===== Data records =====
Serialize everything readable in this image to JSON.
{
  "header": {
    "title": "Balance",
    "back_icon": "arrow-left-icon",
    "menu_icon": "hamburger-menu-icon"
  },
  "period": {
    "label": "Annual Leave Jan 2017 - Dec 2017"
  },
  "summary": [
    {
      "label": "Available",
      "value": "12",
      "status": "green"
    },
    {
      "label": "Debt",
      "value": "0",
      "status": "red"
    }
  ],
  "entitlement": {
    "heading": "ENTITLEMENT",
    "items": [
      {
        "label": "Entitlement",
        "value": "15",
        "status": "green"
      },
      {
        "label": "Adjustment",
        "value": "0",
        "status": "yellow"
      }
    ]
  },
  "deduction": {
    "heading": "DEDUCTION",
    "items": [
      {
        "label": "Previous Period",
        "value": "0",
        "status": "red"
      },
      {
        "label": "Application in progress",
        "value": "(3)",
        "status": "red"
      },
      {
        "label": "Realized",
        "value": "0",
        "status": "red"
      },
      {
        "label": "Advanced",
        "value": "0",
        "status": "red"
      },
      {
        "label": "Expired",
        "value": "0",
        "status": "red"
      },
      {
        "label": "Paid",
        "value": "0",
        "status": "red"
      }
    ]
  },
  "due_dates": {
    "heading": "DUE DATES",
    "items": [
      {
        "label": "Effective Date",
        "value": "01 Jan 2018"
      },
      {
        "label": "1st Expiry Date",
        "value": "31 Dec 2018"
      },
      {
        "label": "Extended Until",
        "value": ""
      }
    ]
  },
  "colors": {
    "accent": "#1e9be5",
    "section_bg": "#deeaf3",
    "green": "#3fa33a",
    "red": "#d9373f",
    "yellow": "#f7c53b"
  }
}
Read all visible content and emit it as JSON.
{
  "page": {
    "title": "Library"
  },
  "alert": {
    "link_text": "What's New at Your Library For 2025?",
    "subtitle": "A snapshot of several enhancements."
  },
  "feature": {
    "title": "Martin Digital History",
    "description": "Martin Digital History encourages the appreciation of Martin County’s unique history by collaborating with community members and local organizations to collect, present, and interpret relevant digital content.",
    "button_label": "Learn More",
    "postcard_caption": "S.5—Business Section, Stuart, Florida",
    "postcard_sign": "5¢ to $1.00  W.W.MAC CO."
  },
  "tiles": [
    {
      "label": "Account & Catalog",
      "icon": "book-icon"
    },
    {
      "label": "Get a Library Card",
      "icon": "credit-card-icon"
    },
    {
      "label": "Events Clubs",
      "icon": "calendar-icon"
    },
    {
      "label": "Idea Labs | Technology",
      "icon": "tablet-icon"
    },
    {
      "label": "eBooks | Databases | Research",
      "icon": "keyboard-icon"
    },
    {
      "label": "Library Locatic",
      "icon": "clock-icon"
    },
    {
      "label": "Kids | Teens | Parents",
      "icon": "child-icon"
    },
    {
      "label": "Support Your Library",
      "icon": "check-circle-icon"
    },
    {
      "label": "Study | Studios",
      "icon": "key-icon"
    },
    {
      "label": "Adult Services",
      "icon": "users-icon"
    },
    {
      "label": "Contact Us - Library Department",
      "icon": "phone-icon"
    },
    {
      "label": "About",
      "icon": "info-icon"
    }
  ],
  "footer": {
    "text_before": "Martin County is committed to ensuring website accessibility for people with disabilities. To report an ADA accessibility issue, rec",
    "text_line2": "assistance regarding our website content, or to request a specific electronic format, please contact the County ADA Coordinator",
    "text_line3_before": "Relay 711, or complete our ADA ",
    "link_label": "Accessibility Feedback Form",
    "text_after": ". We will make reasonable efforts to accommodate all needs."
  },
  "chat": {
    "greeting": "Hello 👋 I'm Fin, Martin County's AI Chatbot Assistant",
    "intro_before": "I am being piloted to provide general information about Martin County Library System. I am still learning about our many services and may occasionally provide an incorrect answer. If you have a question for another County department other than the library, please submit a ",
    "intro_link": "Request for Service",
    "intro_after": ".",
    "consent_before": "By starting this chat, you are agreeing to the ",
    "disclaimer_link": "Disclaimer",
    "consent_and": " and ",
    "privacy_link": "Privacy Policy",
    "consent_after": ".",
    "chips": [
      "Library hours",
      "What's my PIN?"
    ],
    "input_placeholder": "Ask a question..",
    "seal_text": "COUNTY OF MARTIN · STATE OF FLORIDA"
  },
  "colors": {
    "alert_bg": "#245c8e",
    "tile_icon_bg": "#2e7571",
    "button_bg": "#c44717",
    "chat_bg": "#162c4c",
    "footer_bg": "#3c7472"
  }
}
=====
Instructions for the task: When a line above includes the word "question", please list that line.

Answer space:
    "intro_before": "I am being piloted to provide general information about Martin County Library System. I am still learning about our many services and may occasionally provide an incorrect answer. If you have a question for another County department other than the library, please submit a ",
    "input_placeholder": "Ask a question..",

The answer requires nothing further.